Simply tell the person, as specifically as you can, what the problem is and what you would like them to do about it. Then listen to what they have to say and offer any help you can. Keep it brief and matter-of-fact to help mitigate any embarrassment. Importantly, have the conversation at the end of the day, so they can go straight home and don’t have to spend the next eight hours feeling like a pariah.
The tea round standoff
It’s probably a bit of a cliché these days, but entry level staff are still expected to make the tea for everyone in many work environments. However, some may find being the office’s designated tea person slightly demeaning and one could argue that it adds little of value to anyone’s work experience. Certainly, if you notice that your office’s tea-making duties seem to be split along gender or age lines, it’s time to suggest a shake-up.
What can you do instead? Apart from everyone making their own tea (which is a necessity during the Covid-19 pandemic, of course), you could suggest a tea buddy system. Each person is randomly assigned a partner for whom they exclusively offer to make drinks and vice versa. This reduces the time-consuming burden of the ‘whole office round’ and feels fairer. Plus, it can be a useful way to encourage a rapport between people in different rooms, departments or levels who might not otherwise interact.
The office slacker
Noticed that someone isn’t pulling their weight and it’s getting on your last nerve? That’s natural enough, but tackling the problem can require discretion, particularly if internal politics are at play.
As aggravating as it might be that Brenda always slips out ten minutes early and the boss never seems to notice, ask yourself whether her early departures actually affect your workload or that of the team. If not, your manager may write the complaint off to interpersonal differences and be less likely to listen the next time you raise an issue. Always focus on the concrete ways that a colleague’s behaviour impacts the work and leave your personal feelings out of it.

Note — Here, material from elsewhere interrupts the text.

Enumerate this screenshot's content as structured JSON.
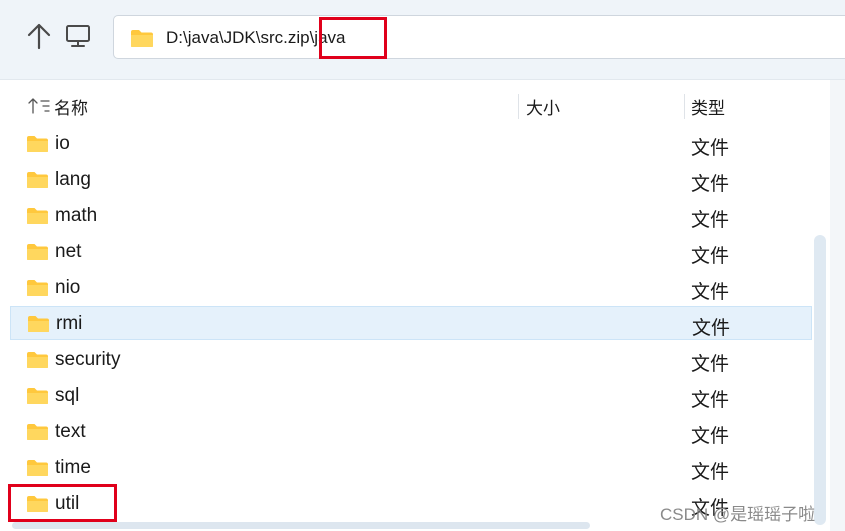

If you can’t identify a work impact? Then you might just have to let it go and leave it to the manager to handle, if and when they see fit… which is a whole other skill in itself!